(Component data from apps and pages)
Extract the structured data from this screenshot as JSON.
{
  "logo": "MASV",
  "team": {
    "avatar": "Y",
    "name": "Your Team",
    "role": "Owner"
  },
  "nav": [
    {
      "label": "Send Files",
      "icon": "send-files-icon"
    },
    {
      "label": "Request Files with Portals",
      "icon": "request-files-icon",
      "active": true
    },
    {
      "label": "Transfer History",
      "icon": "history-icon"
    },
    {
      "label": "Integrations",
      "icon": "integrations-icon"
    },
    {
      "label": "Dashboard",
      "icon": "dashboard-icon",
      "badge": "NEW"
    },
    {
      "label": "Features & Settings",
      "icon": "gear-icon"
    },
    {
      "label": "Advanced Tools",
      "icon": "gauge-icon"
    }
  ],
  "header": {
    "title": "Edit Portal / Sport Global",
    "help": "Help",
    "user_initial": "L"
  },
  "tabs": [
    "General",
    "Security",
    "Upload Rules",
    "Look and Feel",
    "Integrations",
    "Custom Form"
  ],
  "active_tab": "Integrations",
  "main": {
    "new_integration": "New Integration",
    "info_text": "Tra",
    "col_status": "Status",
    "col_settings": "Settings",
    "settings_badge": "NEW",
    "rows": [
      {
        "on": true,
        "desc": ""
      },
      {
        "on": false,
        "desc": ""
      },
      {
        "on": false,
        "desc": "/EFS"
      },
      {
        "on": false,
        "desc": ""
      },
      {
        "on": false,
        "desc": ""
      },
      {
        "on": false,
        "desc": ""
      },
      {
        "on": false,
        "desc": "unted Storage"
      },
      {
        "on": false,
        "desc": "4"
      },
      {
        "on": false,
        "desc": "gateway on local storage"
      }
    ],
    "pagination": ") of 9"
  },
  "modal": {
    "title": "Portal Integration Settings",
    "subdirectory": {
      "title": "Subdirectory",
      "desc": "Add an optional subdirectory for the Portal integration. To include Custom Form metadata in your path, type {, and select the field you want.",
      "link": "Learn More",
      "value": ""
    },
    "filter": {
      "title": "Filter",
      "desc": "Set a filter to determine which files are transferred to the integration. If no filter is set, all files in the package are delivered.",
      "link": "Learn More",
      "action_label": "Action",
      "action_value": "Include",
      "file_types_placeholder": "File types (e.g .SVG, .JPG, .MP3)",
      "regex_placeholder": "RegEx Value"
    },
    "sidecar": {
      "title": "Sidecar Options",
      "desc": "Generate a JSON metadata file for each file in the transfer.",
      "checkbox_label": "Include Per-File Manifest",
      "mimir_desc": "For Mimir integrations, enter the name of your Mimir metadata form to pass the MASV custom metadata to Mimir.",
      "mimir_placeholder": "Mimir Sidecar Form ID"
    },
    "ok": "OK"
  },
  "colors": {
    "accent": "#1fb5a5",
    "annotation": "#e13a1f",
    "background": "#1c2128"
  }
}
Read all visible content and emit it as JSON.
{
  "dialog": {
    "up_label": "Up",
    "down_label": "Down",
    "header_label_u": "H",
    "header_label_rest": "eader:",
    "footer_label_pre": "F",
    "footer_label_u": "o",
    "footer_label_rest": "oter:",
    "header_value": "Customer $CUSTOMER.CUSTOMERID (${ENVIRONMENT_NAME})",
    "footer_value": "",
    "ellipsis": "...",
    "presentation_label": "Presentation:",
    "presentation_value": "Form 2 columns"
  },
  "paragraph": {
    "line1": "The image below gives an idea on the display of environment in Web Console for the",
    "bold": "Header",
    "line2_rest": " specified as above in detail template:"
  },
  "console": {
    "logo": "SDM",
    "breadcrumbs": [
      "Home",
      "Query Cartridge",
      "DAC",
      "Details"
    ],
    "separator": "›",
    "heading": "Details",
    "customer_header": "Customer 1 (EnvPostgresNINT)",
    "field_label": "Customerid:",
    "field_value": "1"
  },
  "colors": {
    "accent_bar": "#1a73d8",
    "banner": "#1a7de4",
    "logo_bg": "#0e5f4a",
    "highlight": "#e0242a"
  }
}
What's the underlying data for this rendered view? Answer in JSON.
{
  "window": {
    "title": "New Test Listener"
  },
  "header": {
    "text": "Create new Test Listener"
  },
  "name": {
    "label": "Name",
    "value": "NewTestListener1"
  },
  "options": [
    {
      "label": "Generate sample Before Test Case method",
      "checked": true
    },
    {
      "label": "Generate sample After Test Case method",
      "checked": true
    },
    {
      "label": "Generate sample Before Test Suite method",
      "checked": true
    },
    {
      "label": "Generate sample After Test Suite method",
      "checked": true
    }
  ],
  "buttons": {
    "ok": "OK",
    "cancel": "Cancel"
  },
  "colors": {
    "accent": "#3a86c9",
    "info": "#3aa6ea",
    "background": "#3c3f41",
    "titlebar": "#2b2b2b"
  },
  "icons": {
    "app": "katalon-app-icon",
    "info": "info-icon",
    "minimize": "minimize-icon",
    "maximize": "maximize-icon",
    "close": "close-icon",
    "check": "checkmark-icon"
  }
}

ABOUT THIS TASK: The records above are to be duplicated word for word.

SOLUTION FOR THIS PROBLEM:
Extract the structured data from this screenshot as JSON.
{
  "logo": "MASV",
  "team": {
    "avatar": "Y",
    "name": "Your Team",
    "role": "Owner"
  },
  "nav": [
    {
      "label": "Send Files",
      "icon": "send-files-icon"
    },
    {
      "label": "Request Files with Portals",
      "icon": "request-files-icon",
      "active": true
    },
    {
      "label": "Transfer History",
      "icon": "history-icon"
    },
    {
      "label": "Integrations",
      "icon": "integrations-icon"
    },
    {
      "label": "Dashboard",
      "icon": "dashboard-icon",
      "badge": "NEW"
    },
    {
      "label": "Features & Settings",
      "icon": "gear-icon"
    },
    {
      "label": "Advanced Tools",
      "icon": "gauge-icon"
    }
  ],
  "header": {
    "title": "Edit Portal / Sport Global",
    "help": "Help",
    "user_initial": "L"
  },
  "tabs": [
    "General",
    "Security",
    "Upload Rules",
    "Look and Feel",
    "Integrations",
    "Custom Form"
  ],
  "active_tab": "Integrations",
  "main": {
    "new_integration": "New Integration",
    "info_text": "Tra",
    "col_status": "Status",
    "col_settings": "Settings",
    "settings_badge": "NEW",
    "rows": [
      {
        "on": true,
        "desc": ""
      },
      {
        "on": false,
        "desc": ""
      },
      {
        "on": false,
        "desc": "/EFS"
      },
      {
        "on": false,
        "desc": ""
      },
      {
        "on": false,
        "desc": ""
      },
      {
        "on": false,
        "desc": ""
      },
      {
        "on": false,
        "desc": "unted Storage"
      },
      {
        "on": false,
        "desc": "4"
      },
      {
        "on": false,
        "desc": "gateway on local storage"
      }
    ],
    "pagination": ") of 9"
  },
  "modal": {
    "title": "Portal Integration Settings",
    "subdirectory": {
      "title": "Subdirectory",
      "desc": "Add an optional subdirectory for the Portal integration. To include Custom Form metadata in your path, type {, and select the field you want.",
      "link": "Learn More",
      "value": ""
    },
    "filter": {
      "title": "Filter",
      "desc": "Set a filter to determine which files are transferred to the integration. If no filter is set, all files in the package are delivered.",
      "link": "Learn More",
      "action_label": "Action",
      "action_value": "Include",
      "file_types_placeholder": "File types (e.g .SVG, .JPG, .MP3)",
      "regex_placeholder": "RegEx Value"
    },
    "sidecar": {
      "title": "Sidecar Options",
      "desc": "Generate a JSON metadata file for each file in the transfer.",
      "checkbox_label": "Include Per-File Manifest",
      "mimir_desc": "For Mimir integrations, enter the name of your Mimir metadata form to pass the MASV custom metadata to Mimir.",
      "mimir_placeholder": "Mimir Sidecar Form ID"
    },
    "ok": "OK"
  },
  "colors": {
    "accent": "#1fb5a5",
    "annotation": "#e13a1f",
    "background": "#1c2128"
  }
}
Read all visible content and emit it as JSON.
{
  "dialog": {
    "up_label": "Up",
    "down_label": "Down",
    "header_label_u": "H",
    "header_label_rest": "eader:",
    "footer_label_pre": "F",
    "footer_label_u": "o",
    "footer_label_rest": "oter:",
    "header_value": "Customer $CUSTOMER.CUSTOMERID (${ENVIRONMENT_NAME})",
    "footer_value": "",
    "ellipsis": "...",
    "presentation_label": "Presentation:",
    "presentation_value": "Form 2 columns"
  },
  "paragraph": {
    "line1": "The image below gives an idea on the display of environment in Web Console for the",
    "bold": "Header",
    "line2_rest": " specified as above in detail template:"
  },
  "console": {
    "logo": "SDM",
    "breadcrumbs": [
      "Home",
      "Query Cartridge",
      "DAC",
      "Details"
    ],
    "separator": "›",
    "heading": "Details",
    "customer_header": "Customer 1 (EnvPostgresNINT)",
    "field_label": "Customerid:",
    "field_value": "1"
  },
  "colors": {
    "accent_bar": "#1a73d8",
    "banner": "#1a7de4",
    "logo_bg": "#0e5f4a",
    "highlight": "#e0242a"
  }
}
What's the underlying data for this rendered view? Answer in JSON.
{
  "window": {
    "title": "New Test Listener"
  },
  "header": {
    "text": "Create new Test Listener"
  },
  "name": {
    "label": "Name",
    "value": "NewTestListener1"
  },
  "options": [
    {
      "label": "Generate sample Before Test Case method",
      "checked": true
    },
    {
      "label": "Generate sample After Test Case method",
      "checked": true
    },
    {
      "label": "Generate sample Before Test Suite method",
      "checked": true
    },
    {
      "label": "Generate sample After Test Suite method",
      "checked": true
    }
  ],
  "buttons": {
    "ok": "OK",
    "cancel": "Cancel"
  },
  "colors": {
    "accent": "#3a86c9",
    "info": "#3aa6ea",
    "background": "#3c3f41",
    "titlebar": "#2b2b2b"
  },
  "icons": {
    "app": "katalon-app-icon",
    "info": "info-icon",
    "minimize": "minimize-icon",
    "maximize": "maximize-icon",
    "close": "close-icon",
    "check": "checkmark-icon"
  }
}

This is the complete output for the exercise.